Just a couple days ago—December 31, 2014—I took my mom to our local hospital for a scheduled CT scan. I remember thinking to myself, “New Year’s Eve!?! She’s got an appointment on New Year’s Eve!?!”
My grumblings were completely set aside when we met a nurse working in the medical imaging department. She greeted my mother like she was family. Conscientious of her mobility and breathing issues, she slowly escorted my mom to the change room so she could put on the customary hospital gown, all the way assuring her to take her time. Asking my mother about her ailments, the nurse demonstrated the most perfect balance of concern and respect for privacy, while maintaining an upbeat, positive atmosphere.
I came to one confident conclusion. On this final day of the year, this nurse really loved her job and she was perfectly suited to her chosen healthcare profession.
The New Year is more than just making those resolutions of losing 10 or 15 pounds, community service or spending more time with family.
It can be seen as a clean slate—a chance or yearning for an even more fulfilling life.
Maybe you’ve been thinking for some time you’d like to CHANGE CAREERS or start your very first CAREER.
Just like keeping those smaller New Year’s Resolutions, making a career change can be difficult, but it is definitely worth the potential rewards, such as increased financial stability and quality of life. Plus it may not be as difficult as you think. Here are some tips on making your professional fantasy a reality.
1. Assess Your Desire for Change
It’s important not to rush into something new but to take time to understand why you want to change careers and what that profession should be. Think about what you like and do not like about your current situation and the changes you would like to make.
“Healthcare is the country’s fastest growing field. Over 7 million new job openings will be available by 2016.”
“Take a good look at your values, interests, personality, and skills (sometimes shortened as VIPS),” stated Linda Spencer, the Harvard Extension School’s career advising coordinator, on HarvardExtensionHub. “These are just pieces of the puzzle. You have to find the common themes and threads—and they can change over time. But the bottom line is: if you’re not interested in something, it won’t work.” Spencer recommended using personality, interest and skill assessment tools like the Myers-Briggs Type Indicator, My Career Story, a workbook by Mark L. Savickas and Paul J. Hartung, the “ISEEK Skills Assessment” and CareerOneStop’s “Skills Profiler.”
2. Do Your Homework
Once you have a better handle on who you are and what you want to become, learn as much as you can about the career you are striving for.
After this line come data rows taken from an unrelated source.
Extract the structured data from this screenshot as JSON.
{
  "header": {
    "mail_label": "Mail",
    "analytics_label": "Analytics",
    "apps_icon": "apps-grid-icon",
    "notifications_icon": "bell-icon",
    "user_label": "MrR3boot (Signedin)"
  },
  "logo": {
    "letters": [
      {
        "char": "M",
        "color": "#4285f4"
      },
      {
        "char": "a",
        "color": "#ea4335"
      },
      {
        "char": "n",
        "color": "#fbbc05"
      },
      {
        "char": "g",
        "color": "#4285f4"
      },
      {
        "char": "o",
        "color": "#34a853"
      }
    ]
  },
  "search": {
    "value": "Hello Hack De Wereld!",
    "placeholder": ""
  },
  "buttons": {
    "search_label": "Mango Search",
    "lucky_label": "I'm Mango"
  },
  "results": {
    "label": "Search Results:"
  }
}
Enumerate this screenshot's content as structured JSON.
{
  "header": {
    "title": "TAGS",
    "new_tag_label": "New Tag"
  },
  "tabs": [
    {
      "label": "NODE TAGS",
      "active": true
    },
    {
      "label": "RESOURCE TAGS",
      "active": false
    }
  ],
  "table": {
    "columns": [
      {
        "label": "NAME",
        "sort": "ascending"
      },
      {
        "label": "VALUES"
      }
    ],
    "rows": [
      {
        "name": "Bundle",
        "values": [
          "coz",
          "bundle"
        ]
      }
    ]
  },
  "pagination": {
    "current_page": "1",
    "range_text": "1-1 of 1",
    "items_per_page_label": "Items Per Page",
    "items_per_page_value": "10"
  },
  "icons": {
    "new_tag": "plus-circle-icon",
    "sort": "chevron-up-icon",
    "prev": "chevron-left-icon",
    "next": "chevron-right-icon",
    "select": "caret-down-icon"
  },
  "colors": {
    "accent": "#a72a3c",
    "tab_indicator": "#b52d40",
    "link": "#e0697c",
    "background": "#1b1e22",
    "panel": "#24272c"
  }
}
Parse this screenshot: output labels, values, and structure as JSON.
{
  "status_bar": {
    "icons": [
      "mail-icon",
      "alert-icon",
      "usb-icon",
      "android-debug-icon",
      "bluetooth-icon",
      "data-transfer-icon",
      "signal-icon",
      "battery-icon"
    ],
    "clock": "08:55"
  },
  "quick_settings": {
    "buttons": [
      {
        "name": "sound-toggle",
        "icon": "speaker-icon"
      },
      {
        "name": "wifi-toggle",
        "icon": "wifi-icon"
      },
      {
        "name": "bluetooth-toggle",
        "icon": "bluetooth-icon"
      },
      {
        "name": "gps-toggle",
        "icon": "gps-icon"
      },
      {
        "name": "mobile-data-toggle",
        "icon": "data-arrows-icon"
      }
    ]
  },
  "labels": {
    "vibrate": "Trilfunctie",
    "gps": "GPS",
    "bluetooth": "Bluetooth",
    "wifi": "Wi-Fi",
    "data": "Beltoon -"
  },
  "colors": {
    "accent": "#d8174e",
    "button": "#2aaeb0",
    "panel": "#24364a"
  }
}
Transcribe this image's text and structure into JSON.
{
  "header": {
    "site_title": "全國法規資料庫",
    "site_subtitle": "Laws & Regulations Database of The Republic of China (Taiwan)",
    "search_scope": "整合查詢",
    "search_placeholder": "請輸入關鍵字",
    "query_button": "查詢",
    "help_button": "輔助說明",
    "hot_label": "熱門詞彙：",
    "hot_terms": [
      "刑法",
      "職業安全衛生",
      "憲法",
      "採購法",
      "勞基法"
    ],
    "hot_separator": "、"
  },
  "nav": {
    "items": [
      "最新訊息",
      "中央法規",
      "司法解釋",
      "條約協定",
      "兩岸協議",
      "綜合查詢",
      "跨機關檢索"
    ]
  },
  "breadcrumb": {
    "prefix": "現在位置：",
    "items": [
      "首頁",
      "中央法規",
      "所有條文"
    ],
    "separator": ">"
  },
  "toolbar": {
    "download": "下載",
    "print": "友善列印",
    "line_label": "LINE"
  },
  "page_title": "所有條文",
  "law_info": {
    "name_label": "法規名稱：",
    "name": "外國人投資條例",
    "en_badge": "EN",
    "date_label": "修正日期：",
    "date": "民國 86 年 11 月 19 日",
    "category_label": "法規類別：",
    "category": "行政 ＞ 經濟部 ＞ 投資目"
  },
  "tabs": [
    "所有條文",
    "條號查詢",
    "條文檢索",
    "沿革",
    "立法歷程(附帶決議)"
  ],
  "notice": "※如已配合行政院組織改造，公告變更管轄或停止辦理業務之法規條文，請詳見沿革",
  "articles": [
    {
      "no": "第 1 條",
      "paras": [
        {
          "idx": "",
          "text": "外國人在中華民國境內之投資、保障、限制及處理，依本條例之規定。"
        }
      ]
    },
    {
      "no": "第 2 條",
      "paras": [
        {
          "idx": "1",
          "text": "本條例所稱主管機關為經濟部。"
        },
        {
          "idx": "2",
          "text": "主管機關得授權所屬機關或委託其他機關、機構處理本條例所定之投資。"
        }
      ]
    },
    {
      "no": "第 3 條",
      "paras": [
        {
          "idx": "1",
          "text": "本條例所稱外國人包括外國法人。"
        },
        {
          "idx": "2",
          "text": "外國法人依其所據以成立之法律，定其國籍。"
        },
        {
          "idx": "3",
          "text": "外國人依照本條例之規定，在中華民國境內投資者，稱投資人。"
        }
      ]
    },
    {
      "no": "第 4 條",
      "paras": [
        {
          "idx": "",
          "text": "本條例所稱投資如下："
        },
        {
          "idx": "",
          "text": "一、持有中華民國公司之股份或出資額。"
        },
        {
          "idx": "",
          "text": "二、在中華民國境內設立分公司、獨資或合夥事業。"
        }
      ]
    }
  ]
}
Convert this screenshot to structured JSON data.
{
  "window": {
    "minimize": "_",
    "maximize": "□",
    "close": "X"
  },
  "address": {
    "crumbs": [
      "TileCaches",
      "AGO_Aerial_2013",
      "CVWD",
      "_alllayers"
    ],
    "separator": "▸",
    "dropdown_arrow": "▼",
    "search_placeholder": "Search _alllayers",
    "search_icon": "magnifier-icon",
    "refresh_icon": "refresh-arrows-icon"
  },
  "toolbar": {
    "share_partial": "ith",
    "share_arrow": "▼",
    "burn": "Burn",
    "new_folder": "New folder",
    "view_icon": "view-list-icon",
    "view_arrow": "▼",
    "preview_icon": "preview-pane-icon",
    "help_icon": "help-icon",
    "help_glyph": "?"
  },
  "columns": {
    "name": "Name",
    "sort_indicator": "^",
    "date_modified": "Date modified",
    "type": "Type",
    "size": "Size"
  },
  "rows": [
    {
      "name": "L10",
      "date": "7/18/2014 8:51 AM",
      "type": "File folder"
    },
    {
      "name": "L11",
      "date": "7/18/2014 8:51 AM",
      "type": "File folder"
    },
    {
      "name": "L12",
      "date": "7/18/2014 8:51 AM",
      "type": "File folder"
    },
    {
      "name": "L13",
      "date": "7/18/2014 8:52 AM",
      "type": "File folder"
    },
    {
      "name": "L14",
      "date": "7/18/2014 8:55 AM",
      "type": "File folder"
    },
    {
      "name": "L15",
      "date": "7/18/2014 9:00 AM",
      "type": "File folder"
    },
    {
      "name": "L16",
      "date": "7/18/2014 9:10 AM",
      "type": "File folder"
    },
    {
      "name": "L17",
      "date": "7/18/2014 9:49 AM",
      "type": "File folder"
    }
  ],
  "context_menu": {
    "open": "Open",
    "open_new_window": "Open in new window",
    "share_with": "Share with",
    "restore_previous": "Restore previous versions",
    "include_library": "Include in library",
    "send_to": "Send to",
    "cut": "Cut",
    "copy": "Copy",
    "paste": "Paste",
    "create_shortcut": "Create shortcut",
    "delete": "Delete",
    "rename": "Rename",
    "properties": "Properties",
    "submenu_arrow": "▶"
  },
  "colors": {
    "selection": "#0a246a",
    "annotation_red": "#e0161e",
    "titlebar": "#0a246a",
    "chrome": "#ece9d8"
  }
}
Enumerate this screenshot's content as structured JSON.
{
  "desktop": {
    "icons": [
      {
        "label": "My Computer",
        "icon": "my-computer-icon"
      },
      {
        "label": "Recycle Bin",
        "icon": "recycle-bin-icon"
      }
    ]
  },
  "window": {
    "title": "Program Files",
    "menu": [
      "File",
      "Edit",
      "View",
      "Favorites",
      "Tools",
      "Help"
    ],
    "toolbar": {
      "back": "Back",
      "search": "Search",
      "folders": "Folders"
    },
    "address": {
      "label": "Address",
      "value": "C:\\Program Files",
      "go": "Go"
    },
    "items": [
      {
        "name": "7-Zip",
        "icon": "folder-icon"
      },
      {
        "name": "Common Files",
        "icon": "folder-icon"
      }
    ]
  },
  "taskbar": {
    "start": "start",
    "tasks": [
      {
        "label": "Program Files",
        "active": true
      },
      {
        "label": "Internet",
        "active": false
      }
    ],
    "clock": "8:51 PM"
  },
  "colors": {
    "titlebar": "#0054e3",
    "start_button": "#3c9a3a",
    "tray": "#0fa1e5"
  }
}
This means researching job descriptions and opportunities online, reading articles or books on the career, checking out authoritative sources like the U.S. Bureau of Labor Statistics’ Occupational Outlook Handbook (keeping in mind statistics and projections vary by region) and talking to people already working in the field. If you can swing it, seek out opportunities where you can volunteer or job shadow to get a real sense of the career.
3. Set a Series of Specific Goals
Rather than only setting one overarching goal—like “I want to become a sonographer or a nurse or chef or accountant or…”—determine a series of specific smaller steps that can help you reach that goal. And as you continue to learn, figuring out the sequence of steps will become clearer. “If your goal is to change positions in 2015, don’t just write ‘Get a new job’ on your to-do list,” Kathryn Tuggle wrote recently for MainStreet, based on advice from Accountemps’ district president Bill Driscoll. “Instead, schedule time each week to revise your resume, research job opportunities and set up meetings …”
— Kercena Dozier (@KerseWords) September 12, 2014
4. “It’s a Marathon, Not a Sprint”
If you’re particularly pumped to change careers, naturally you want it to happen NOW. But all great things take time, including a career change. For example, if you need to advance your education, numerous colleges and universities offer online and part time programs, so you can continue working your day job. Even shorter skill-specific courses and certificate programs may be all you need to get your foot in the door. But if you have lots on your plate, you may need to consider how much you can fit in your schedule. There is nothing wrong with taking one course at a time.
5. Regularly Work on Your Career Change
In one of her Forbes articles, Kerry Hannon, the author of the book What’s Next? Follow Your Passion and Find Your Dream Job, wrote “Do something every day to work toward your goal.” Regular perseverance towards your career change—and not worrying about that perfect starting point—makes attaining your professional aspirations much more realistic.